Georgia authorities have charged a man with the fatal shootings of eight people, including six Asian women, at Atlanta-area spas in crimes that heightened fears among Asian Americans already rattled by a rise in racial attacks since the start of the pandemic.
The 21-year-old suspect, Robert Aaron Long, was charged on Wednesday with eight counts of murder and one count of aggravated assault, according to law enforcement officials in Atlanta and Cherokee County, about 64 kilometers north of the state capital. Long was being held in Cherokee County.
Long was heading to Florida, perhaps to carry out further shootings, when he was apprehended, authorities said. A 9mm firearm was found in his car.
Long told authorities sex addiction drove him to commit the killings and indicated he frequented spas in the area.
However, authorities did not discount the possibility that the attacks were inspired at least in part by anti-immigrant or anti-Asian sentiment or some personal grievance.
"The suspect did take responsibility for the shooting," Captain Jay Baker of the Cherokee County Sheriff's Department told a news conference.
"These locations, he sees them as an outlet for him, something that he shouldn't be doing," Baker said. "It's a temptation for him that he wanted to eliminate."
Officials said Long indicated he may have frequented the spas where Tuesday's violence occurred, although authorities could not immediately confirm whether he visited any of them in the past. It was not clear if the suspect visited spas for sex.
"This is still an ongoing investigation and at this time we cannot answer any questions pertaining to the businesses nor services that any of these locations were offering during or before this incident took place," Officer C. J. Johnson of the Atlanta Police Department said in a statement.
Rising fear among Asian Americans
Although the 21-year-old gunman denied any racism element in his crimes, many Asian Americans see the Georgia killings as a haunting reminder of harassment and assaults given a recent wave of attacks that coincided with the spread of the coronavirus across the US.
South Korea's foreign ministry said in a statement Wednesday that its diplomats have confirmed that four of the victims were women of Korean descent.

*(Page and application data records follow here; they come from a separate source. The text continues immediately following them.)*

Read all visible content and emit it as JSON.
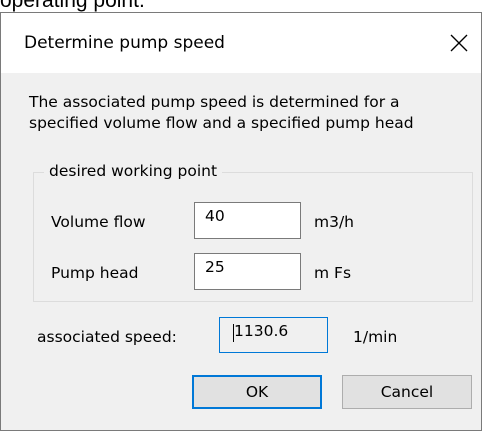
{
  "background_caption": "operating point.",
  "dialog": {
    "title": "Determine pump speed",
    "close_glyph": "close-x-icon",
    "description_line1": "The associated pump speed is determined for a",
    "description_line2": "specified volume flow and a specified pump head",
    "group": {
      "legend": "desired working point",
      "volume_flow": {
        "label": "Volume flow",
        "value": "40",
        "unit": "m3/h"
      },
      "pump_head": {
        "label": "Pump head",
        "value": "25",
        "unit": "m Fs"
      }
    },
    "speed": {
      "label": "associated speed:",
      "value": "1130.6",
      "unit": "1/min"
    },
    "buttons": {
      "ok": "OK",
      "cancel": "Cancel"
    }
  },
  "colors": {
    "dialog_background": "#f0f0f0",
    "titlebar_background": "#ffffff",
    "focus_accent": "#0078d7",
    "button_face": "#e1e1e1"
  }
}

Police are working on identifying the nationalities of the others.
The shootings appear to be at the "intersection of gender-based violence, misogyny and xenophobia," said State Representative Bee Nguyen, the first Vietnamese American to serve in the Georgia House and an advocate for women and communities of color.
Asian American lawmakers have expressed heartbreak on social media and emphasized the need to support Asian American communities during this moment. The official Twitter account of the Congressional Asian Pacific American Caucus wrote that its members are "horrified by the news ... at a time when we're already seeing a spike in anti-Asian violence."
Nearly 3,800 incidents have been reported to Stop AAPI Hate, a California-based reporting center for Asian American Pacific Islanders, and its partner advocacy groups, since March 2020.
Many lawmakers acknowledged a heightened sense of fear among Asian Americans as a result of the increasing number of hate incidents.
Representative Judy Chu of California reminded people of the effects of anti-Asian rhetoric. "As we wait for more details to emerge, I ask everyone to remember that hurtful words and rhetoric have real life consequences," she wrote on Twitter. "Please stand up, condemn this violence, and help us #StopAsianHate."
On Tuesday night, the Seattle Police Department said that it would increase patrols and outreach to support the Asian American communities in the city.
The New York Police Department's counterterrorism bureau said on Twitter that it would "be deploying assets to our great Asian communities across the city out of an abundance of caution."
(With input from agencies)